The definition of ownership is quite straightforward in vicarious liability cases. It simply refers to the legal owner of the automobile in question. However, whether the owner is liable or not is a different question; a person cannot be held vicariously liable for negligence simply by dint of being the owner of the automobile. Rather, the owner can only be held responsible in one of two cases: the aforementioned case where a family member has used the owner's vehicle, or when the owner of the vehicle has a person perform a task specifically for them with approved use of the owner's automobile, as such in the case where an employer can be held vicariously responsible due to the actions of an employee.

Situations Wherein You Are Liable

Although there have been a few that have been discussed within the context of other portions of this article, there are quite a few situations in which the owner can be held vicariously liable for damages caused due to negligence. In one of the cases that was not discussed beforehand, you can be held vicariously liable for loaning your car to a person who is known to be incompetent behind the wheel of a car. This means they are a person who has a prior history of negligence or reckless endangerment when it comes to driving an automobile. By giving your blessing to drive your vehicle to a person who you know to be a reckless driver, you are also giving your blessing to be complicit in any act of negligence that he or she perpetrates while driving your car.

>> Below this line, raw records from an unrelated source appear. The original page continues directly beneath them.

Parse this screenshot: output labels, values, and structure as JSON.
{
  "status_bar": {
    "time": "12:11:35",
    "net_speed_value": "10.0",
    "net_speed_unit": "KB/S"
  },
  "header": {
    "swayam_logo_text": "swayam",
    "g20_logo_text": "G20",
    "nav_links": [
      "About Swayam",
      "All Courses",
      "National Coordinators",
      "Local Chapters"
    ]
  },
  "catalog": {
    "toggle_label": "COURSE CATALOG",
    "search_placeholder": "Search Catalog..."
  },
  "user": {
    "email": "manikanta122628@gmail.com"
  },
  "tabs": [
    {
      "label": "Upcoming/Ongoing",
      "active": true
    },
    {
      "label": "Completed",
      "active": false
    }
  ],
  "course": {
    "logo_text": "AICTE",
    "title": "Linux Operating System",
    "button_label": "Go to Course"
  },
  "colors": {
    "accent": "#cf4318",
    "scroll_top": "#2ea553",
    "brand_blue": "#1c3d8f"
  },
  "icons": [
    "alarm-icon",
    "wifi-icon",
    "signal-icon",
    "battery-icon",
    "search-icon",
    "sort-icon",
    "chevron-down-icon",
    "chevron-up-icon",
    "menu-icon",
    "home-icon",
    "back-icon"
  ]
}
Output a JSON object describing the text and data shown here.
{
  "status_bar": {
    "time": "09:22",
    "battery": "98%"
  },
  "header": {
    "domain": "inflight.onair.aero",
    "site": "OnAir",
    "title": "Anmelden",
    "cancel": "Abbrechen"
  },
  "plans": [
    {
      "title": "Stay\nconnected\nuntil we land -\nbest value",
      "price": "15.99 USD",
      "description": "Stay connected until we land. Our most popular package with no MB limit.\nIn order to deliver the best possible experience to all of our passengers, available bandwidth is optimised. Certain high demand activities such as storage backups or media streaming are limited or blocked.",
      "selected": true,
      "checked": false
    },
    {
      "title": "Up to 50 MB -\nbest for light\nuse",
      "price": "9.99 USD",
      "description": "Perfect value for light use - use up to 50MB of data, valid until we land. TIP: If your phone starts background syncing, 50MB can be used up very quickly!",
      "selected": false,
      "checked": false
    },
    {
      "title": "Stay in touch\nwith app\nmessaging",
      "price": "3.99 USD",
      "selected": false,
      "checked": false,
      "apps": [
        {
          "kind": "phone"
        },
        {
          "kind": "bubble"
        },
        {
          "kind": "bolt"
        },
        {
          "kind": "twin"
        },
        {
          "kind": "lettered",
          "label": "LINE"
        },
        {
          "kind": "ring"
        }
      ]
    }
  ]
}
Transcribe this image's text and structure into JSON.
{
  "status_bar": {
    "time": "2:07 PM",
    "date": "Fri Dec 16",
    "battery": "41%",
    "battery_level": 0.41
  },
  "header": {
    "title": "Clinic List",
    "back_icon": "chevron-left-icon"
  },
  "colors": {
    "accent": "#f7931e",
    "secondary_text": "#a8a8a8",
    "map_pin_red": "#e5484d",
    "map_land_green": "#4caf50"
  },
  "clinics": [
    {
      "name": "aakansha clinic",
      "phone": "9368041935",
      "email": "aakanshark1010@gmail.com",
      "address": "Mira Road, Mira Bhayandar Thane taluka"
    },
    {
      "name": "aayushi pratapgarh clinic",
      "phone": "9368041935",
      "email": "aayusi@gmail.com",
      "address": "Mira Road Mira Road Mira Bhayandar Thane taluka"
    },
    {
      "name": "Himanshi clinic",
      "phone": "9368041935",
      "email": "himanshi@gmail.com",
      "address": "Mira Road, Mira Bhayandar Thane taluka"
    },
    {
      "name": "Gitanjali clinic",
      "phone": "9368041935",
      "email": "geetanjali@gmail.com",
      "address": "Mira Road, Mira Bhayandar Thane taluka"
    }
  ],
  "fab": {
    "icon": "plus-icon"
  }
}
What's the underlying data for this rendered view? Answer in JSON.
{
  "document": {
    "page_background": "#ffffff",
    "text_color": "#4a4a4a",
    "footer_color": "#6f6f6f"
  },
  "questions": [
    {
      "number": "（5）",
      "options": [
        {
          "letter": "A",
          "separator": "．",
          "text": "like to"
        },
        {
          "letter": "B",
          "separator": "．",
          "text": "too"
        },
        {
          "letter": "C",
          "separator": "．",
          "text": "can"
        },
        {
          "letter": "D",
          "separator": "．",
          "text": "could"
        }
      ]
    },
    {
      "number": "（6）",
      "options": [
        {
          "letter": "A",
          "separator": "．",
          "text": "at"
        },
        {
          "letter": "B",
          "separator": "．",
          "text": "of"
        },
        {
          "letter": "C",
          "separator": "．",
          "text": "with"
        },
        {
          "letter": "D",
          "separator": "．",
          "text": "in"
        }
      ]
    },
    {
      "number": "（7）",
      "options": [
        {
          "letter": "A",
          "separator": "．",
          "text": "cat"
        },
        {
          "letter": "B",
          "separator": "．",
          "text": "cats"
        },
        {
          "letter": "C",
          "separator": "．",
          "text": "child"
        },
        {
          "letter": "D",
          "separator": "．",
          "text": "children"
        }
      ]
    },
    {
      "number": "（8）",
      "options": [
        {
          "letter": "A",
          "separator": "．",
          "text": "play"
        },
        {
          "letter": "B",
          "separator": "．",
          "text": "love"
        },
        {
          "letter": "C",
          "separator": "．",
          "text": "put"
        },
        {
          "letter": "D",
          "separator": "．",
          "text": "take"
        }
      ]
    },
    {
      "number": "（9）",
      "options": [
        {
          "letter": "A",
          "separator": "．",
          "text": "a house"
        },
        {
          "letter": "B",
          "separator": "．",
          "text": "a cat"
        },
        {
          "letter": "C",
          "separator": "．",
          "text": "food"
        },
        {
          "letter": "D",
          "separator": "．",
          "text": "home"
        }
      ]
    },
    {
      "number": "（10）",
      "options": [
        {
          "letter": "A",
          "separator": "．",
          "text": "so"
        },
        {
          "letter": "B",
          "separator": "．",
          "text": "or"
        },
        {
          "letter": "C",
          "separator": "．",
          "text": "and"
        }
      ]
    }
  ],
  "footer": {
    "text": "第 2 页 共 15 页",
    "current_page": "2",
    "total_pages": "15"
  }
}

Vicarious liability is a serious issue. If you are being charged with vicarious liability, contact a car accident lawyer in order to help you navigate the complicated waters and to get the defense and help that you need.